---------- DATA FOR THIS TASK ----------

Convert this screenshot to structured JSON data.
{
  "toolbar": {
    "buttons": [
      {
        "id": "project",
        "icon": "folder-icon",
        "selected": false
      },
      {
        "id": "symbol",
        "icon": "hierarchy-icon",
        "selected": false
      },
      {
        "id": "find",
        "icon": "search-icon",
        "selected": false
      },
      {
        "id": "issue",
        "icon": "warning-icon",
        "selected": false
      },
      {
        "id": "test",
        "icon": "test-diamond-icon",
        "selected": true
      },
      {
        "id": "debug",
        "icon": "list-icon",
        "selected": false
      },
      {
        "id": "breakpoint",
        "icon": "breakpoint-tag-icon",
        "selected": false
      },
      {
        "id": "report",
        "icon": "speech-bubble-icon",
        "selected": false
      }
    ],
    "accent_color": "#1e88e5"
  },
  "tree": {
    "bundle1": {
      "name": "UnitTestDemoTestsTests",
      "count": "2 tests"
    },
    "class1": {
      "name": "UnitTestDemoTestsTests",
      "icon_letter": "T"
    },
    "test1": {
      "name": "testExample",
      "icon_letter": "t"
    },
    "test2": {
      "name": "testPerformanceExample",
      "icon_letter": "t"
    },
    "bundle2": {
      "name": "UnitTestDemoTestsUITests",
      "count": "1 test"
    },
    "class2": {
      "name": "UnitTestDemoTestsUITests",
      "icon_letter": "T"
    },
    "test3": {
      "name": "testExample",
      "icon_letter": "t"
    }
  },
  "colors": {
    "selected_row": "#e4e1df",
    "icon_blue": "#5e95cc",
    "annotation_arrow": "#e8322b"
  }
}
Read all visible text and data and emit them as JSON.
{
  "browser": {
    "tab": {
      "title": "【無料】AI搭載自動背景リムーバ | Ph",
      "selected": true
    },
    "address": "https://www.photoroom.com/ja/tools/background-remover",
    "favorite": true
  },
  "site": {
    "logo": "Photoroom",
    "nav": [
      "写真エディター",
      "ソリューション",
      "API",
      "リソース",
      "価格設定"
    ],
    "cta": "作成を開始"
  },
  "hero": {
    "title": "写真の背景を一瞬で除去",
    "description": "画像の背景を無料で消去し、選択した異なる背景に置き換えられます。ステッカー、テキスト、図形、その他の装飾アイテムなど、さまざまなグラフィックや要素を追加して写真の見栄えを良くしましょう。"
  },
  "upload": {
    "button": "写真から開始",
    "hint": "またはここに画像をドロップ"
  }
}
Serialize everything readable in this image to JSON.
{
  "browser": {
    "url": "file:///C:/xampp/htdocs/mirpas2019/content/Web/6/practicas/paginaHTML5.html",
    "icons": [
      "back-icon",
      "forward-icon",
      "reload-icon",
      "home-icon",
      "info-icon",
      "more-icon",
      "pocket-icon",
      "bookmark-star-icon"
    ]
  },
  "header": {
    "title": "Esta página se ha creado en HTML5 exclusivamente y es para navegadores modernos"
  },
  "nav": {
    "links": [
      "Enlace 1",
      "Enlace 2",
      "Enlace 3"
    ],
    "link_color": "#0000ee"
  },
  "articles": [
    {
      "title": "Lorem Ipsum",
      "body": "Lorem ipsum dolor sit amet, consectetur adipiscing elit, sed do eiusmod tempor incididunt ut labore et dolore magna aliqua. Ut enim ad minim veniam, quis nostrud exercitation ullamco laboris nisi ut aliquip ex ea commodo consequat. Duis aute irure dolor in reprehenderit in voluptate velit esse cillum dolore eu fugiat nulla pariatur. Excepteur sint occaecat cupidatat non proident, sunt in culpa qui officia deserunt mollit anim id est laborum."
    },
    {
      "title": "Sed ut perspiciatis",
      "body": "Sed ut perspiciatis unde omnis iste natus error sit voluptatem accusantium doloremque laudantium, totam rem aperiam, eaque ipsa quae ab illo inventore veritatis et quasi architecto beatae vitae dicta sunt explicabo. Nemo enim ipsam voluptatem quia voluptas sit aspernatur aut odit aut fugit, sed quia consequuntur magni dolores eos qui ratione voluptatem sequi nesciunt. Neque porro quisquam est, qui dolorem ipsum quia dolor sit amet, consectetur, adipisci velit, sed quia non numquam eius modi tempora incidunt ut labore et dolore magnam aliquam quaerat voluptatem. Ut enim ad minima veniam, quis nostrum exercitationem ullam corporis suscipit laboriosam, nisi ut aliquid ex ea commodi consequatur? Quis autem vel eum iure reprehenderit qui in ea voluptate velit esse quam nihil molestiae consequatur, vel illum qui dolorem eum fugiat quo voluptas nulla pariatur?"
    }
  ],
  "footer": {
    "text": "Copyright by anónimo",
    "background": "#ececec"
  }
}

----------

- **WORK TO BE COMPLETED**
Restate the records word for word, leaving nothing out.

- **FINISHED TASK**
Convert this screenshot to structured JSON data.
{
  "toolbar": {
    "buttons": [
      {
        "id": "project",
        "icon": "folder-icon",
        "selected": false
      },
      {
        "id": "symbol",
        "icon": "hierarchy-icon",
        "selected": false
      },
      {
        "id": "find",
        "icon": "search-icon",
        "selected": false
      },
      {
        "id": "issue",
        "icon": "warning-icon",
        "selected": false
      },
      {
        "id": "test",
        "icon": "test-diamond-icon",
        "selected": true
      },
      {
        "id": "debug",
        "icon": "list-icon",
        "selected": false
      },
      {
        "id": "breakpoint",
        "icon": "breakpoint-tag-icon",
        "selected": false
      },
      {
        "id": "report",
        "icon": "speech-bubble-icon",
        "selected": false
      }
    ],
    "accent_color": "#1e88e5"
  },
  "tree": {
    "bundle1": {
      "name": "UnitTestDemoTestsTests",
      "count": "2 tests"
    },
    "class1": {
      "name": "UnitTestDemoTestsTests",
      "icon_letter": "T"
    },
    "test1": {
      "name": "testExample",
      "icon_letter": "t"
    },
    "test2": {
      "name": "testPerformanceExample",
      "icon_letter": "t"
    },
    "bundle2": {
      "name": "UnitTestDemoTestsUITests",
      "count": "1 test"
    },
    "class2": {
      "name": "UnitTestDemoTestsUITests",
      "icon_letter": "T"
    },
    "test3": {
      "name": "testExample",
      "icon_letter": "t"
    }
  },
  "colors": {
    "selected_row": "#e4e1df",
    "icon_blue": "#5e95cc",
    "annotation_arrow": "#e8322b"
  }
}
Read all visible text and data and emit them as JSON.
{
  "browser": {
    "tab": {
      "title": "【無料】AI搭載自動背景リムーバ | Ph",
      "selected": true
    },
    "address": "https://www.photoroom.com/ja/tools/background-remover",
    "favorite": true
  },
  "site": {
    "logo": "Photoroom",
    "nav": [
      "写真エディター",
      "ソリューション",
      "API",
      "リソース",
      "価格設定"
    ],
    "cta": "作成を開始"
  },
  "hero": {
    "title": "写真の背景を一瞬で除去",
    "description": "画像の背景を無料で消去し、選択した異なる背景に置き換えられます。ステッカー、テキスト、図形、その他の装飾アイテムなど、さまざまなグラフィックや要素を追加して写真の見栄えを良くしましょう。"
  },
  "upload": {
    "button": "写真から開始",
    "hint": "またはここに画像をドロップ"
  }
}
Serialize everything readable in this image to JSON.
{
  "browser": {
    "url": "file:///C:/xampp/htdocs/mirpas2019/content/Web/6/practicas/paginaHTML5.html",
    "icons": [
      "back-icon",
      "forward-icon",
      "reload-icon",
      "home-icon",
      "info-icon",
      "more-icon",
      "pocket-icon",
      "bookmark-star-icon"
    ]
  },
  "header": {
    "title": "Esta página se ha creado en HTML5 exclusivamente y es para navegadores modernos"
  },
  "nav": {
    "links": [
      "Enlace 1",
      "Enlace 2",
      "Enlace 3"
    ],
    "link_color": "#0000ee"
  },
  "articles": [
    {
      "title": "Lorem Ipsum",
      "body": "Lorem ipsum dolor sit amet, consectetur adipiscing elit, sed do eiusmod tempor incididunt ut labore et dolore magna aliqua. Ut enim ad minim veniam, quis nostrud exercitation ullamco laboris nisi ut aliquip ex ea commodo consequat. Duis aute irure dolor in reprehenderit in voluptate velit esse cillum dolore eu fugiat nulla pariatur. Excepteur sint occaecat cupidatat non proident, sunt in culpa qui officia deserunt mollit anim id est laborum."
    },
    {
      "title": "Sed ut perspiciatis",
      "body": "Sed ut perspiciatis unde omnis iste natus error sit voluptatem accusantium doloremque laudantium, totam rem aperiam, eaque ipsa quae ab illo inventore veritatis et quasi architecto beatae vitae dicta sunt explicabo. Nemo enim ipsam voluptatem quia voluptas sit aspernatur aut odit aut fugit, sed quia consequuntur magni dolores eos qui ratione voluptatem sequi nesciunt. Neque porro quisquam est, qui dolorem ipsum quia dolor sit amet, consectetur, adipisci velit, sed quia non numquam eius modi tempora incidunt ut labore et dolore magnam aliquam quaerat voluptatem. Ut enim ad minima veniam, quis nostrum exercitationem ullam corporis suscipit laboriosam, nisi ut aliquid ex ea commodi consequatur? Quis autem vel eum iure reprehenderit qui in ea voluptate velit esse quam nihil molestiae consequatur, vel illum qui dolorem eum fugiat quo voluptas nulla pariatur?"
    }
  ],
  "footer": {
    "text": "Copyright by anónimo",
    "background": "#ececec"
  }
}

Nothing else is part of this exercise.